Would you set down every line of the data below exactly as it reads?
┌──
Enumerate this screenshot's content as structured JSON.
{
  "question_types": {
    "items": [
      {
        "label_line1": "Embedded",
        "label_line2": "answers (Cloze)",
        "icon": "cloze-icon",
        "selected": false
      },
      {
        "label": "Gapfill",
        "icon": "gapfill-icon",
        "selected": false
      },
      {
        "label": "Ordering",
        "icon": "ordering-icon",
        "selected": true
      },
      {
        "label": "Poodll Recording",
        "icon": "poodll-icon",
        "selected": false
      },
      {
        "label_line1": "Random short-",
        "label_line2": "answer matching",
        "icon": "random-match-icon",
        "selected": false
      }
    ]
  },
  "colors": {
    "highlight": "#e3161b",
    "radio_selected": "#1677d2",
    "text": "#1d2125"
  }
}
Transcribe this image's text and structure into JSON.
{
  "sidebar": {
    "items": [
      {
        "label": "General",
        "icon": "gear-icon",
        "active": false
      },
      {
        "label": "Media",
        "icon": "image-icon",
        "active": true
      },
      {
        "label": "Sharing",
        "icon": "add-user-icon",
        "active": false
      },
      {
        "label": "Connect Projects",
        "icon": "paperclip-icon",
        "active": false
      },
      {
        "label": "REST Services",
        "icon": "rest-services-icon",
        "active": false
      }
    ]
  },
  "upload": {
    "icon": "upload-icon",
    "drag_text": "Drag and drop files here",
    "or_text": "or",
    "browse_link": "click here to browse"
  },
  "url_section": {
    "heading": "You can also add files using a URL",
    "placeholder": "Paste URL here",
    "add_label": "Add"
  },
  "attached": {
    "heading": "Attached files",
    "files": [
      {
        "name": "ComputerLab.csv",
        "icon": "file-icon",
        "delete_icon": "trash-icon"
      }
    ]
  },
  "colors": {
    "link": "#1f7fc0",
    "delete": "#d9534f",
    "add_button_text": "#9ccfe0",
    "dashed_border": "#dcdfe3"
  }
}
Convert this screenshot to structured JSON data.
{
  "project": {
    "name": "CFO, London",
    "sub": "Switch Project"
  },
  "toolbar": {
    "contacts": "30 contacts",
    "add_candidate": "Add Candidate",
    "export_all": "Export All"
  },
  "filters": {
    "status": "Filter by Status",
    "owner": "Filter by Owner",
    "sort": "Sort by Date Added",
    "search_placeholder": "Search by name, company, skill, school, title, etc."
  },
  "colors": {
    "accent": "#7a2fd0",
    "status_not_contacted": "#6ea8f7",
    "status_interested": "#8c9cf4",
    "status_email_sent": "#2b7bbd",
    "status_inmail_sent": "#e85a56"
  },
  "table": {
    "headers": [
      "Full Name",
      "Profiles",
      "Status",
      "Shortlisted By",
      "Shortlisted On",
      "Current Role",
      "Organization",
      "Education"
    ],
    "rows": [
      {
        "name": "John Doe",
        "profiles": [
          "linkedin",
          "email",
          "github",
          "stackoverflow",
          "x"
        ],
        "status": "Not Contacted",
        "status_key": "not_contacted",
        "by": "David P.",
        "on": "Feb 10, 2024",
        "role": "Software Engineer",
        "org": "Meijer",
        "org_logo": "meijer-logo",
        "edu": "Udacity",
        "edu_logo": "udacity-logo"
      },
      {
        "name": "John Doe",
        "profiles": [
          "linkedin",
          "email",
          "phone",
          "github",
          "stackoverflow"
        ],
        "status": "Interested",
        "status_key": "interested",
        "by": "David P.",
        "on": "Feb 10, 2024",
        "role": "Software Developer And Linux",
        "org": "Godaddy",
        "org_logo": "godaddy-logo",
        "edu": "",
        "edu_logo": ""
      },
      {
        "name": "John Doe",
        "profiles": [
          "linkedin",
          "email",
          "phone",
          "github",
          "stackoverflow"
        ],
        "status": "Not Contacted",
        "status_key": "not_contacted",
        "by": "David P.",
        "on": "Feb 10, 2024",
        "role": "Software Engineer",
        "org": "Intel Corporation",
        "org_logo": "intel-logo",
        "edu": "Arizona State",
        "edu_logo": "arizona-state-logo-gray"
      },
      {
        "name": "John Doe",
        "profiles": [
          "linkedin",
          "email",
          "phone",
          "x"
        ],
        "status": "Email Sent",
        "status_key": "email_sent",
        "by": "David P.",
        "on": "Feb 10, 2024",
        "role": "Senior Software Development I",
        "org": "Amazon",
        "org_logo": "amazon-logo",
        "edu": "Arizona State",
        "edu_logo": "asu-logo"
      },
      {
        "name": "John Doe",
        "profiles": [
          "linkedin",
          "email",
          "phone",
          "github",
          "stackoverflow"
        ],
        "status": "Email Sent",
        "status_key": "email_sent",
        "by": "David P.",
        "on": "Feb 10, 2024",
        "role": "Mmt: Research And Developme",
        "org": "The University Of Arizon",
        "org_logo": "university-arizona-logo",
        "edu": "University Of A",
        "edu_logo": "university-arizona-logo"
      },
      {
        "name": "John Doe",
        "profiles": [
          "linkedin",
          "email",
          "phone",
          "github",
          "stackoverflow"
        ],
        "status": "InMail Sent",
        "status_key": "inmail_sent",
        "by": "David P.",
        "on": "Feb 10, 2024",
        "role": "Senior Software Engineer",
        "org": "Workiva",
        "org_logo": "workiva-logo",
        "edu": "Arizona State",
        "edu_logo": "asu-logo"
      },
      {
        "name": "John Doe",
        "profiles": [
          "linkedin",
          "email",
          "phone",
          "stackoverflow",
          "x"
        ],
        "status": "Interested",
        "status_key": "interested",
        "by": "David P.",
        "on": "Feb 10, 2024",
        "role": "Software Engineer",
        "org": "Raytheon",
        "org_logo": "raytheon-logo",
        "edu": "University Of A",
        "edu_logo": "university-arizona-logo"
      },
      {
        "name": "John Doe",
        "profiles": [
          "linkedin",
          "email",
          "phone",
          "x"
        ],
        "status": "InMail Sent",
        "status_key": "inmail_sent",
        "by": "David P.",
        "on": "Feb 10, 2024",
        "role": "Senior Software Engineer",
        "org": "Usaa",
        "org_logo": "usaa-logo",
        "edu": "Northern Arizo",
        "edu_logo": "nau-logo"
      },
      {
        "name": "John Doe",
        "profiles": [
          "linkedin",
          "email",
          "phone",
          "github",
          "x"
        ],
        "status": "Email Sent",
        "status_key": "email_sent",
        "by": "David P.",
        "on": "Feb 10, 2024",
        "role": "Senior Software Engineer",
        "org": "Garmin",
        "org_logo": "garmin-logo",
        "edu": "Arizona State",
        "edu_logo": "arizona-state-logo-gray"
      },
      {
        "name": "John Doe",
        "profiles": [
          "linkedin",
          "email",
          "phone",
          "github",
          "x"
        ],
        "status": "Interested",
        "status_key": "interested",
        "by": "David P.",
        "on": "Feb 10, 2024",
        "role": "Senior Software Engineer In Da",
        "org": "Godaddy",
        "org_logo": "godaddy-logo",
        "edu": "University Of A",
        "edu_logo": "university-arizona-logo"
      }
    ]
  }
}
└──
### [RESULT FOR THIS EXERCISE]
Enumerate this screenshot's content as structured JSON.
{
  "question_types": {
    "items": [
      {
        "label_line1": "Embedded",
        "label_line2": "answers (Cloze)",
        "icon": "cloze-icon",
        "selected": false
      },
      {
        "label": "Gapfill",
        "icon": "gapfill-icon",
        "selected": false
      },
      {
        "label": "Ordering",
        "icon": "ordering-icon",
        "selected": true
      },
      {
        "label": "Poodll Recording",
        "icon": "poodll-icon",
        "selected": false
      },
      {
        "label_line1": "Random short-",
        "label_line2": "answer matching",
        "icon": "random-match-icon",
        "selected": false
      }
    ]
  },
  "colors": {
    "highlight": "#e3161b",
    "radio_selected": "#1677d2",
    "text": "#1d2125"
  }
}
Transcribe this image's text and structure into JSON.
{
  "sidebar": {
    "items": [
      {
        "label": "General",
        "icon": "gear-icon",
        "active": false
      },
      {
        "label": "Media",
        "icon": "image-icon",
        "active": true
      },
      {
        "label": "Sharing",
        "icon": "add-user-icon",
        "active": false
      },
      {
        "label": "Connect Projects",
        "icon": "paperclip-icon",
        "active": false
      },
      {
        "label": "REST Services",
        "icon": "rest-services-icon",
        "active": false
      }
    ]
  },
  "upload": {
    "icon": "upload-icon",
    "drag_text": "Drag and drop files here",
    "or_text": "or",
    "browse_link": "click here to browse"
  },
  "url_section": {
    "heading": "You can also add files using a URL",
    "placeholder": "Paste URL here",
    "add_label": "Add"
  },
  "attached": {
    "heading": "Attached files",
    "files": [
      {
        "name": "ComputerLab.csv",
        "icon": "file-icon",
        "delete_icon": "trash-icon"
      }
    ]
  },
  "colors": {
    "link": "#1f7fc0",
    "delete": "#d9534f",
    "add_button_text": "#9ccfe0",
    "dashed_border": "#dcdfe3"
  }
}
Convert this screenshot to structured JSON data.
{
  "project": {
    "name": "CFO, London",
    "sub": "Switch Project"
  },
  "toolbar": {
    "contacts": "30 contacts",
    "add_candidate": "Add Candidate",
    "export_all": "Export All"
  },
  "filters": {
    "status": "Filter by Status",
    "owner": "Filter by Owner",
    "sort": "Sort by Date Added",
    "search_placeholder": "Search by name, company, skill, school, title, etc."
  },
  "colors": {
    "accent": "#7a2fd0",
    "status_not_contacted": "#6ea8f7",
    "status_interested": "#8c9cf4",
    "status_email_sent": "#2b7bbd",
    "status_inmail_sent": "#e85a56"
  },
  "table": {
    "headers": [
      "Full Name",
      "Profiles",
      "Status",
      "Shortlisted By",
      "Shortlisted On",
      "Current Role",
      "Organization",
      "Education"
    ],
    "rows": [
      {
        "name": "John Doe",
        "profiles": [
          "linkedin",
          "email",
          "github",
          "stackoverflow",
          "x"
        ],
        "status": "Not Contacted",
        "status_key": "not_contacted",
        "by": "David P.",
        "on": "Feb 10, 2024",
        "role": "Software Engineer",
        "org": "Meijer",
        "org_logo": "meijer-logo",
        "edu": "Udacity",
        "edu_logo": "udacity-logo"
      },
      {
        "name": "John Doe",
        "profiles": [
          "linkedin",
          "email",
          "phone",
          "github",
          "stackoverflow"
        ],
        "status": "Interested",
        "status_key": "interested",
        "by": "David P.",
        "on": "Feb 10, 2024",
        "role": "Software Developer And Linux",
        "org": "Godaddy",
        "org_logo": "godaddy-logo",
        "edu": "",
        "edu_logo": ""
      },
      {
        "name": "John Doe",
        "profiles": [
          "linkedin",
          "email",
          "phone",
          "github",
          "stackoverflow"
        ],
        "status": "Not Contacted",
        "status_key": "not_contacted",
        "by": "David P.",
        "on": "Feb 10, 2024",
        "role": "Software Engineer",
        "org": "Intel Corporation",
        "org_logo": "intel-logo",
        "edu": "Arizona State",
        "edu_logo": "arizona-state-logo-gray"
      },
      {
        "name": "John Doe",
        "profiles": [
          "linkedin",
          "email",
          "phone",
          "x"
        ],
        "status": "Email Sent",
        "status_key": "email_sent",
        "by": "David P.",
        "on": "Feb 10, 2024",
        "role": "Senior Software Development I",
        "org": "Amazon",
        "org_logo": "amazon-logo",
        "edu": "Arizona State",
        "edu_logo": "asu-logo"
      },
      {
        "name": "John Doe",
        "profiles": [
          "linkedin",
          "email",
          "phone",
          "github",
          "stackoverflow"
        ],
        "status": "Email Sent",
        "status_key": "email_sent",
        "by": "David P.",
        "on": "Feb 10, 2024",
        "role": "Mmt: Research And Developme",
        "org": "The University Of Arizon",
        "org_logo": "university-arizona-logo",
        "edu": "University Of A",
        "edu_logo": "university-arizona-logo"
      },
      {
        "name": "John Doe",
        "profiles": [
          "linkedin",
          "email",
          "phone",
          "github",
          "stackoverflow"
        ],
        "status": "InMail Sent",
        "status_key": "inmail_sent",
        "by": "David P.",
        "on": "Feb 10, 2024",
        "role": "Senior Software Engineer",
        "org": "Workiva",
        "org_logo": "workiva-logo",
        "edu": "Arizona State",
        "edu_logo": "asu-logo"
      },
      {
        "name": "John Doe",
        "profiles": [
          "linkedin",
          "email",
          "phone",
          "stackoverflow",
          "x"
        ],
        "status": "Interested",
        "status_key": "interested",
        "by": "David P.",
        "on": "Feb 10, 2024",
        "role": "Software Engineer",
        "org": "Raytheon",
        "org_logo": "raytheon-logo",
        "edu": "University Of A",
        "edu_logo": "university-arizona-logo"
      },
      {
        "name": "John Doe",
        "profiles": [
          "linkedin",
          "email",
          "phone",
          "x"
        ],
        "status": "InMail Sent",
        "status_key": "inmail_sent",
        "by": "David P.",
        "on": "Feb 10, 2024",
        "role": "Senior Software Engineer",
        "org": "Usaa",
        "org_logo": "usaa-logo",
        "edu": "Northern Arizo",
        "edu_logo": "nau-logo"
      },
      {
        "name": "John Doe",
        "profiles": [
          "linkedin",
          "email",
          "phone",
          "github",
          "x"
        ],
        "status": "Email Sent",
        "status_key": "email_sent",
        "by": "David P.",
        "on": "Feb 10, 2024",
        "role": "Senior Software Engineer",
        "org": "Garmin",
        "org_logo": "garmin-logo",
        "edu": "Arizona State",
        "edu_logo": "arizona-state-logo-gray"
      },
      {
        "name": "John Doe",
        "profiles": [
          "linkedin",
          "email",
          "phone",
          "github",
          "x"
        ],
        "status": "Interested",
        "status_key": "interested",
        "by": "David P.",
        "on": "Feb 10, 2024",
        "role": "Senior Software Engineer In Da",
        "org": "Godaddy",
        "org_logo": "godaddy-logo",
        "edu": "University Of A",
        "edu_logo": "university-arizona-logo"
      }
    ]
  }
}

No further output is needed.